───── Data for the task

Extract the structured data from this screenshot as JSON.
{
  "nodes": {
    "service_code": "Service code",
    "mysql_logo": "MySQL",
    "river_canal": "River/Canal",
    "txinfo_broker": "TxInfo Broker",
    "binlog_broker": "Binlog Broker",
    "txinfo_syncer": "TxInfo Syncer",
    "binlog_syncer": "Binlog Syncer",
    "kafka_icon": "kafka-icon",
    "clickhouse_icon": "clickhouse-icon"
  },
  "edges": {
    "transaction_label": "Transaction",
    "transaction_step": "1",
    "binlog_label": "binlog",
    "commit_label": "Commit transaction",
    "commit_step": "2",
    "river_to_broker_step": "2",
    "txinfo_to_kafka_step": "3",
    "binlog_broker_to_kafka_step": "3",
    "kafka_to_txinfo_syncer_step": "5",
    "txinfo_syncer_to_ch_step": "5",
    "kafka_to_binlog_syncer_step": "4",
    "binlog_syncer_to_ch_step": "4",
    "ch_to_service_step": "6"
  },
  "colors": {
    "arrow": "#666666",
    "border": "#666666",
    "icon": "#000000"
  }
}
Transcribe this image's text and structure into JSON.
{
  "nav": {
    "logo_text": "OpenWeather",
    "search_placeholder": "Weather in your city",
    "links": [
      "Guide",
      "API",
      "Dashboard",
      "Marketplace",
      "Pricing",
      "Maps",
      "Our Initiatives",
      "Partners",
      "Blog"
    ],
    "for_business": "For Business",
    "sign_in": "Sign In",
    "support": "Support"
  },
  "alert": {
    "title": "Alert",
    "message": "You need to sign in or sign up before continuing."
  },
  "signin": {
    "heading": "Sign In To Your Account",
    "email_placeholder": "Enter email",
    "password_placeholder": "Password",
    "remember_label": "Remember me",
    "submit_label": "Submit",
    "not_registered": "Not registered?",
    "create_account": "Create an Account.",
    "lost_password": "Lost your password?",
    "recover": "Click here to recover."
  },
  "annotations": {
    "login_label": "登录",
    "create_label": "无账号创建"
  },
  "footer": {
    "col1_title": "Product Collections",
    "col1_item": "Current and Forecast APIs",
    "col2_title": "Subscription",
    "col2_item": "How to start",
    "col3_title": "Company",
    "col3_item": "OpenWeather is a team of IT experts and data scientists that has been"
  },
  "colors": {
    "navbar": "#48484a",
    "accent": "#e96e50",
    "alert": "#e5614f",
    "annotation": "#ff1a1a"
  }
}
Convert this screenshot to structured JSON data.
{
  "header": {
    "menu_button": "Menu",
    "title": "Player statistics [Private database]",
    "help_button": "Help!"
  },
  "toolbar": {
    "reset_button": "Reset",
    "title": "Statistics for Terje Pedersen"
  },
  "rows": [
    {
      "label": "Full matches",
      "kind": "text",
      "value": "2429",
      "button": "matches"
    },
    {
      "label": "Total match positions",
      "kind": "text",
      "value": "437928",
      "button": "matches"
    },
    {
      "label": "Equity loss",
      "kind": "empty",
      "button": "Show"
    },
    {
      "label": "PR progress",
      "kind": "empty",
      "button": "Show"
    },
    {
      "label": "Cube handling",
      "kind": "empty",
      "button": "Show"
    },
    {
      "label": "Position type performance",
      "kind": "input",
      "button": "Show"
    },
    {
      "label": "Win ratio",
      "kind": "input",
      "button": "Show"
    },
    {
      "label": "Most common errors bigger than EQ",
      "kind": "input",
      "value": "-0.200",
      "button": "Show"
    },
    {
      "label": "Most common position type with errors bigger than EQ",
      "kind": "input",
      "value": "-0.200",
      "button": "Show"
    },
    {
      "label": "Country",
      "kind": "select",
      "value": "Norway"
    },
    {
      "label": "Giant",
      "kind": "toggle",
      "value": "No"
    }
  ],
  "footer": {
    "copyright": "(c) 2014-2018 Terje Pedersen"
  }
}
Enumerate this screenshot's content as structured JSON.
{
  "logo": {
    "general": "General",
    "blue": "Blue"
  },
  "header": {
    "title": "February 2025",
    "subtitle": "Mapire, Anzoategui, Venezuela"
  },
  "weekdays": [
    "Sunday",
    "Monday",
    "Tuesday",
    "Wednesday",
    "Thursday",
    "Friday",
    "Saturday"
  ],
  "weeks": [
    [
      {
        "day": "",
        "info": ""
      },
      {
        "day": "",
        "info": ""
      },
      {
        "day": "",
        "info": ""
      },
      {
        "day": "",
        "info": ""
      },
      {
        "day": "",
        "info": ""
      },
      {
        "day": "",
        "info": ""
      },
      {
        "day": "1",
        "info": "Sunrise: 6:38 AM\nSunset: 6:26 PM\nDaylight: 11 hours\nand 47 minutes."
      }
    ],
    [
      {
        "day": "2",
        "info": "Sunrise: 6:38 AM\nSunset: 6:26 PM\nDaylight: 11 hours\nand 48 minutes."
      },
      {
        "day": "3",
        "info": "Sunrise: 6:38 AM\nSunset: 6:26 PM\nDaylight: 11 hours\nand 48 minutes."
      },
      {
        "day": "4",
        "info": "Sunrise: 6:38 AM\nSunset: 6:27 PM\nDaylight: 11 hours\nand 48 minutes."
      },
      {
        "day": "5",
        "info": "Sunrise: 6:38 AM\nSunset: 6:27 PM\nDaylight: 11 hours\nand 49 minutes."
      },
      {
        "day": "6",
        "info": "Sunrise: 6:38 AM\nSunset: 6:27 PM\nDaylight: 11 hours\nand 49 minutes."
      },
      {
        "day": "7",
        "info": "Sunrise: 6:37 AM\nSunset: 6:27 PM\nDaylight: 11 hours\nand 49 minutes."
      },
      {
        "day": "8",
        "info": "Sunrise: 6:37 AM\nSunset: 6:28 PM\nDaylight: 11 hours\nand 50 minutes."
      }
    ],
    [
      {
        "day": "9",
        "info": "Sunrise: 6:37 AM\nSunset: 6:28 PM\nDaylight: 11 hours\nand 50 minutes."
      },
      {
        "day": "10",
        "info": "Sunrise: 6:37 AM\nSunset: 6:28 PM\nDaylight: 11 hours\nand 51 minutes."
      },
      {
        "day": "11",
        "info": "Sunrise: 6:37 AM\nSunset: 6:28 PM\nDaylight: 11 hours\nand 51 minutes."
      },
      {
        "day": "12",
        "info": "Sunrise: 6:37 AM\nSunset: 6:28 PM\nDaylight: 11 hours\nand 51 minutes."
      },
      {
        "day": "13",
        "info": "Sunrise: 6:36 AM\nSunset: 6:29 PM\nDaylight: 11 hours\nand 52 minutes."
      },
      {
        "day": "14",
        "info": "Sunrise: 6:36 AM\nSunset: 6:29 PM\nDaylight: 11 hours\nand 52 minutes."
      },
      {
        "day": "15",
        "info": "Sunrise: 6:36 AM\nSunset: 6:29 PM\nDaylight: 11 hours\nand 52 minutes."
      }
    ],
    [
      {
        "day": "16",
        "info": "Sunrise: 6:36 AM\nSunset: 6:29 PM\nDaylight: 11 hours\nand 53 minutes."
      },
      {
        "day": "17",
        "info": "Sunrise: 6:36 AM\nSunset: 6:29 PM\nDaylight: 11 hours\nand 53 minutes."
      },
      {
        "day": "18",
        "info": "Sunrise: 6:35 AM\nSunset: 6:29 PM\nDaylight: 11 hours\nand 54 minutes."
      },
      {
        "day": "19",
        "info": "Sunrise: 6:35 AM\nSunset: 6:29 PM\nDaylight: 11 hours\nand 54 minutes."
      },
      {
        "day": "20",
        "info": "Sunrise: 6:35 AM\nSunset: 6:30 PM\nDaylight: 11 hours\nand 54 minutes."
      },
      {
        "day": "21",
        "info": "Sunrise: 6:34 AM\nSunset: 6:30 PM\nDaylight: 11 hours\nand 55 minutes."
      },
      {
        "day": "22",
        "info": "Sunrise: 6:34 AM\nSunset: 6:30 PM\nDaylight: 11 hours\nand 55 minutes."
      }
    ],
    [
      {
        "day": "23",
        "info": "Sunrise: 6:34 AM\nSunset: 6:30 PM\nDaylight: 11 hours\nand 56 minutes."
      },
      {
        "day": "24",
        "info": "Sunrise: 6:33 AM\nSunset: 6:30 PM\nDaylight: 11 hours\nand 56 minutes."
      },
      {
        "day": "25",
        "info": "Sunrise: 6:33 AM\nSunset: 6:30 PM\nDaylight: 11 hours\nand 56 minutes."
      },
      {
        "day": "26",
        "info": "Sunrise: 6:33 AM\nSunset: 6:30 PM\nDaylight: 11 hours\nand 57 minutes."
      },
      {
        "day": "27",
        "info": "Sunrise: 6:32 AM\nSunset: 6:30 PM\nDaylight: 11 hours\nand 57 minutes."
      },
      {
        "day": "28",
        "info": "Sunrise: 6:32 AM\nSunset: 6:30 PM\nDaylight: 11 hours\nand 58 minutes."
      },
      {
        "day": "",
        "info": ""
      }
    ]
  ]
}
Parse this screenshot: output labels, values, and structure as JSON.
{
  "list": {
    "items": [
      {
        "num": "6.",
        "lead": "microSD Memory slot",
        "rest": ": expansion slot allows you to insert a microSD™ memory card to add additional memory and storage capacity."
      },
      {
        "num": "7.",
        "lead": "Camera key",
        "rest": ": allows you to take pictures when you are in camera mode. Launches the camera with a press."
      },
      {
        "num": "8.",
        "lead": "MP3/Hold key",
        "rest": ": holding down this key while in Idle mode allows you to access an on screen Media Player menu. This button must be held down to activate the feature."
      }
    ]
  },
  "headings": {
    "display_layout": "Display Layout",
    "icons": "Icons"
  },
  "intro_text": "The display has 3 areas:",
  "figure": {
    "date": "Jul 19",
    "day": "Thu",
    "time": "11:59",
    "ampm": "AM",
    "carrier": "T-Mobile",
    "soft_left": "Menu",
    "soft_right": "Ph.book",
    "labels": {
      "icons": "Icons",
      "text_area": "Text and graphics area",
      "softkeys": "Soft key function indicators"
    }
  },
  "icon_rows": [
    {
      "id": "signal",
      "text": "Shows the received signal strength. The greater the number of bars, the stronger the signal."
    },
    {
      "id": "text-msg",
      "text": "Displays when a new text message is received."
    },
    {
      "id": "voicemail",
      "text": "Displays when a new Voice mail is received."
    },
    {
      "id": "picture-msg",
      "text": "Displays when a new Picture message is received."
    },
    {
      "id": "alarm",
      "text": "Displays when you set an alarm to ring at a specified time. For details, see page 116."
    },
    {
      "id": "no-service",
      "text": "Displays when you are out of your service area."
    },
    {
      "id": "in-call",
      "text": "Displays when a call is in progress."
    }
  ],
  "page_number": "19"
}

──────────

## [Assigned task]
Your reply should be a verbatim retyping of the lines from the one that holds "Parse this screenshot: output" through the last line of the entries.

## [Task output]
Parse this screenshot: output labels, values, and structure as JSON.
{
  "list": {
    "items": [
      {
        "num": "6.",
        "lead": "microSD Memory slot",
        "rest": ": expansion slot allows you to insert a microSD™ memory card to add additional memory and storage capacity."
      },
      {
        "num": "7.",
        "lead": "Camera key",
        "rest": ": allows you to take pictures when you are in camera mode. Launches the camera with a press."
      },
      {
        "num": "8.",
        "lead": "MP3/Hold key",
        "rest": ": holding down this key while in Idle mode allows you to access an on screen Media Player menu. This button must be held down to activate the feature."
      }
    ]
  },
  "headings": {
    "display_layout": "Display Layout",
    "icons": "Icons"
  },
  "intro_text": "The display has 3 areas:",
  "figure": {
    "date": "Jul 19",
    "day": "Thu",
    "time": "11:59",
    "ampm": "AM",
    "carrier": "T-Mobile",
    "soft_left": "Menu",
    "soft_right": "Ph.book",
    "labels": {
      "icons": "Icons",
      "text_area": "Text and graphics area",
      "softkeys": "Soft key function indicators"
    }
  },
  "icon_rows": [
    {
      "id": "signal",
      "text": "Shows the received signal strength. The greater the number of bars, the stronger the signal."
    },
    {
      "id": "text-msg",
      "text": "Displays when a new text message is received."
    },
    {
      "id": "voicemail",
      "text": "Displays when a new Voice mail is received."
    },
    {
      "id": "picture-msg",
      "text": "Displays when a new Picture message is received."
    },
    {
      "id": "alarm",
      "text": "Displays when you set an alarm to ring at a specified time. For details, see page 116."
    },
    {
      "id": "no-service",
      "text": "Displays when you are out of your service area."
    },
    {
      "id": "in-call",
      "text": "Displays when a call is in progress."
    }
  ],
  "page_number": "19"
}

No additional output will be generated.